With Diamanti in place, IT can focus more on solving business problems instead of on tactical infrastructure improvements. And this is only the beginning, as more services are slated to come online using the D10 in the coming months.

The director summed it up this way: “With Diamanti, our application guys are spinning things up fast and efficiently, and if you go up a level, our end users are more productive. The bottom line is, our end users are the ones that make money for us. The D10 makes them more productive, and that enables our business to make more money.”

The Bigger Truth

In recent years, technology solutions have focused on delivering optimized infrastructure for virtualized applications. But as container technology gains in popularity, infrastructure must change to better support it. As containers have come into play, organizations have built DIY infrastructures for them—and suffered the cost and time consequences. The pressure for fast time to market for application development puts high demands on IT departments; whether it’s new web portals, streaming content, real-time ads, database inventory tracking, or other applications, businesses want them up and running, delivering value fast. Keeping up with the velocity of their developers is a tall order. Diamanti fills the void for a simpler, easier container infrastructure that delivers the performance that stateful production applications demand.

Diamanti has built an architecture in the D10 that includes key features answering a clear customer need: making containers easy and fast to deploy, and enabling storage and network QoS to efficiently deliver on performance needs. This vendor understands why containers are in use, and what challenges today’s typical infrastructures present. VMs enable consolidation and workload portability, but they do not use resources efficiently. Every VM includes a complete operating system, and resources are tied to VMs and cannot be shared. Containers share the operating system on a host, making them more efficient and portable. With the Diamanti platform, containers are supported by an infrastructure foundation that was designed for them, is more efficient, and is less complex and time consuming to build.

ESG validated the ease and speed of deployment, the simple process of configuring QoS, and the distribution of storage and network resources to containers based on QoS. Enabling this functionality will help organizations to distribute resources efficiently and guarantee SLAs for certain workloads, eliminating any impact from other busy workloads hosted on the same platform. This is a configurable metric that Diamanti offers that others currently do not, and it provides the ability to deliver on SLAs that meet your business needs more efficiently. This makes containers much more possible for production applications.
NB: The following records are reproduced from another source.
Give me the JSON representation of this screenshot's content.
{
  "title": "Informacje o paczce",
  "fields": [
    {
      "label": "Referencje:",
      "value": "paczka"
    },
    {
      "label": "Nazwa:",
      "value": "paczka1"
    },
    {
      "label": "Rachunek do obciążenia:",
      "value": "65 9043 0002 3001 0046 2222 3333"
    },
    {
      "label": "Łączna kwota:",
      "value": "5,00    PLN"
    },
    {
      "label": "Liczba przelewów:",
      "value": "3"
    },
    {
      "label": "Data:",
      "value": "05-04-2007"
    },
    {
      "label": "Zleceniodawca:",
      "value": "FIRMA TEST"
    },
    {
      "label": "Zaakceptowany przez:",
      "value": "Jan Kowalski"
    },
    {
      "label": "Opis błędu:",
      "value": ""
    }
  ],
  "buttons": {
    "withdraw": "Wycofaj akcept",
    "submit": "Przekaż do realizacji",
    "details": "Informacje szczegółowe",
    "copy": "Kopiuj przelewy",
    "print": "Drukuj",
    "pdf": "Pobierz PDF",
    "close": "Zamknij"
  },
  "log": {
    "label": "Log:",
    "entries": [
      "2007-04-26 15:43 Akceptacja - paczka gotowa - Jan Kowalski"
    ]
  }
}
There are still some gaps in the D10’s feature set—for example, data compression, erasure coding, and cloning would be good additions—but Diamanti is aware and working to fill these gaps in the near future. ESG was impressed with the D10’s capabilities, and speaking with a current customer only strengthened that impression. ESG expects to see containers become a standard deployment for production applications in the next 12-24 months, and organizations that want fast, easy container deployment and a way to guarantee SLAs would be well served to look closely at the Diamanti D10.

1. Source: ESG Brief, The Growth in the Use of Application Containers, May 2018.
2. ibid.
3. The test bed included a three-node D10 cluster. Each node was configured with 4 x 800 GB NVMe SSD, for a total of 3.2 TB of storage; 128 GB of RAM; 2 x Intel Xeon E5 multi-core processors; 4 x 10 GbE using a single 40GbE QSFP+ connection; Diamanti OS version 2.0; Kubernetes version 1.12 (certified); and Docker version 1.12.6.
This ESG Technical Review was commissioned by Diamanti and is distributed under license from ESG.
Topics: Storage Converged Infrastructure Cloud Services & Orchestration